SAN FRANCISCO -- Holding out a green ball, Keller Rinaudo walks across the room and, without hesitation, a little robot grins and follows him.
Rinaudo stops on a dime and changes directions. The robot does too. Then, Rinaudo tosses the ball and the robot happily chases after it.
This is Romo, the first product from San Francisco-based Romotive. A $150 robot that uses an iPhone as its brains, Romo has been around for nearly two years.runs off the power of an iPhone's microprocessor. Users dock one device onto a connector on the robot's base, and from a second iOS device, they can control Romo via its app over a Wi-Fi network. It's a lot of fun for surprising a cat, having a video chat with a friend, or learning to program.
But Romo's never been able to intelligently and autonomously chase things before.
Few robots, if any have, and almost certainly never a little consumer device like this. But next week, Romotive is launching Chase, a new feature that gives Romo the ability to learn to recognize a colored object, and then follow that object around wherever it goes.
Rinaudo, Romotive's co-founder and CEO, said that the company, which got its start in Las Vegas thanks tofrom, among others, Zappos founder Tony Hsieh, has been hard at work on new vision technologies designed to allow Romo to take action based on the things it can see.

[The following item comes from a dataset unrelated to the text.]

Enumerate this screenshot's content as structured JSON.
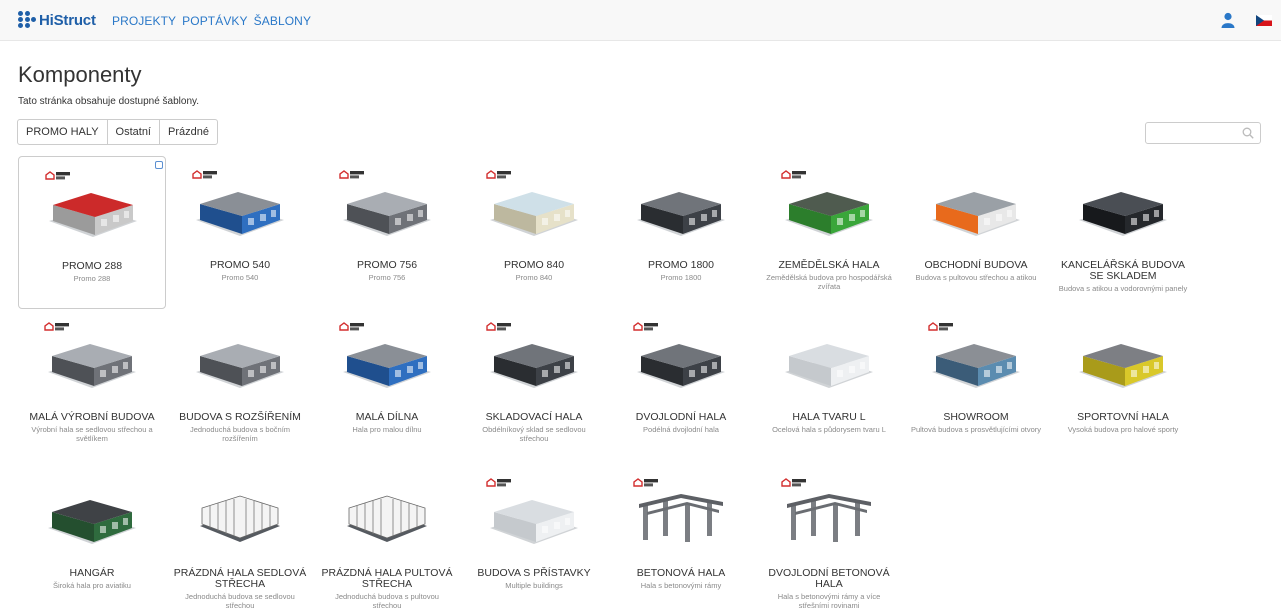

"See," of course, is a misleading word. But the robot has long utilized the iPhone's camera as an eye of sorts, and now Rinaudo and his team have figured out how to give Romo the intelligence to act on its own.
Chase is the first example of this. Users can train Romo to recognize a specific color, and once it does, the little robot will endlessly follow an object with that color around. Why? Because it's fun -- and because it's a first step to other utilizations of vision technology.
All of this is why the company, which has received $6.5 million in funding, has been adopted by some of the best-known names in retail. Rinaudo said Brookstone has ordered thousands of Romos, and Apple.com will soon begin selling the robots -- all just in time for the holidays.
Rinaudo said that Romotive is eager to build robotics interfaces that make it simple for people -- from children eager to learn to program to adults who just love playing with tech toys -- to interact with technology. "We're focused on taking [robotics] technology out of the labs," Rinaudo said, "and making it accessible."
For now, Romo is a toy, albeit one the company hopes will inspire large numbers of kids to learn to program. The basic Romo app, for example, is designed to help teach kids basic programming skills, but to do so disguised as a game. It's also meant to be highly intuitive, requiring no user manual. Instead, users learn to make Romo go by playing with it.
Is being able to chase a green ball going to change the world? Not by itself. But Rinaudo has seen enough kids become enthralled by the feature -- leading Romo around and around and around -- to know that they've created something special.
In time, Romo may be able to recognize faces, and then Rinaudo imagines kids training the robot to perk up when it sees specific people. Someday, it could even have a more in-depth relationship with its human than it does with other people.
That's a ways off. For now, kids and adults alike who enjoy robots will have to be satisfied with the novelty of playing with a little robot that is smart enough to notice the green ball in their hand, or that's rolling across the floor, and happily follow it wherever it goes. It might sound simple. But spend a couple minutes leading Romo around with nothing but a green ball in your hand, and you will find yourself amazed at the state of consumer robotics today.